╭──

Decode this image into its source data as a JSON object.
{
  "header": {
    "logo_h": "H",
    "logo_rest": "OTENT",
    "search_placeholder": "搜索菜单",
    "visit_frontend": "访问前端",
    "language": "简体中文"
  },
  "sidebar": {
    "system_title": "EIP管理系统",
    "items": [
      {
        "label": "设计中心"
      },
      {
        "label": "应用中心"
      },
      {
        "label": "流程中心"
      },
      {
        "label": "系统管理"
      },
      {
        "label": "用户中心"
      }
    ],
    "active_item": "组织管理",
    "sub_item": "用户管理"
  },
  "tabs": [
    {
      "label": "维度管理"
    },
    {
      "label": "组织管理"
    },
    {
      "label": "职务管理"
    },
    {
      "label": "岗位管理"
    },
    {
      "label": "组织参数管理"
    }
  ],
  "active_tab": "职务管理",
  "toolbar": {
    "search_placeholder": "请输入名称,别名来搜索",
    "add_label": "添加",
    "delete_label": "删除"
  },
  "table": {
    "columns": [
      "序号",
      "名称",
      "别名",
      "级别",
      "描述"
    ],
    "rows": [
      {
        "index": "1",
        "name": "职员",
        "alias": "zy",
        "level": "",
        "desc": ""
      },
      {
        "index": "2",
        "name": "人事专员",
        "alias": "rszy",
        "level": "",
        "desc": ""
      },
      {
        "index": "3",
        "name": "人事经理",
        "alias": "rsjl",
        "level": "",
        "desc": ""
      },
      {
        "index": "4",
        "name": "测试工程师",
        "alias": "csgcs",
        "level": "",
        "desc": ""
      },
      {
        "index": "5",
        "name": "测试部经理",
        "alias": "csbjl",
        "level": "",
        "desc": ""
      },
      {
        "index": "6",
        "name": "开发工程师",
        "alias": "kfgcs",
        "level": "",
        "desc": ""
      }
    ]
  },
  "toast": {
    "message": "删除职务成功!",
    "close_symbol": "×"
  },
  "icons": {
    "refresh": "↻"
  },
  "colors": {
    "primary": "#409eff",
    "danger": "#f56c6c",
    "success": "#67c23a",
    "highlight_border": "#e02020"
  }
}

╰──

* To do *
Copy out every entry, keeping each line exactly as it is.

* Result of the exercise *
Decode this image into its source data as a JSON object.
{
  "header": {
    "logo_h": "H",
    "logo_rest": "OTENT",
    "search_placeholder": "搜索菜单",
    "visit_frontend": "访问前端",
    "language": "简体中文"
  },
  "sidebar": {
    "system_title": "EIP管理系统",
    "items": [
      {
        "label": "设计中心"
      },
      {
        "label": "应用中心"
      },
      {
        "label": "流程中心"
      },
      {
        "label": "系统管理"
      },
      {
        "label": "用户中心"
      }
    ],
    "active_item": "组织管理",
    "sub_item": "用户管理"
  },
  "tabs": [
    {
      "label": "维度管理"
    },
    {
      "label": "组织管理"
    },
    {
      "label": "职务管理"
    },
    {
      "label": "岗位管理"
    },
    {
      "label": "组织参数管理"
    }
  ],
  "active_tab": "职务管理",
  "toolbar": {
    "search_placeholder": "请输入名称,别名来搜索",
    "add_label": "添加",
    "delete_label": "删除"
  },
  "table": {
    "columns": [
      "序号",
      "名称",
      "别名",
      "级别",
      "描述"
    ],
    "rows": [
      {
        "index": "1",
        "name": "职员",
        "alias": "zy",
        "level": "",
        "desc": ""
      },
      {
        "index": "2",
        "name": "人事专员",
        "alias": "rszy",
        "level": "",
        "desc": ""
      },
      {
        "index": "3",
        "name": "人事经理",
        "alias": "rsjl",
        "level": "",
        "desc": ""
      },
      {
        "index": "4",
        "name": "测试工程师",
        "alias": "csgcs",
        "level": "",
        "desc": ""
      },
      {
        "index": "5",
        "name": "测试部经理",
        "alias": "csbjl",
        "level": "",
        "desc": ""
      },
      {
        "index": "6",
        "name": "开发工程师",
        "alias": "kfgcs",
        "level": "",
        "desc": ""
      }
    ]
  },
  "toast": {
    "message": "删除职务成功!",
    "close_symbol": "×"
  },
  "icons": {
    "refresh": "↻"
  },
  "colors": {
    "primary": "#409eff",
    "danger": "#f56c6c",
    "success": "#67c23a",
    "highlight_border": "#e02020"
  }
}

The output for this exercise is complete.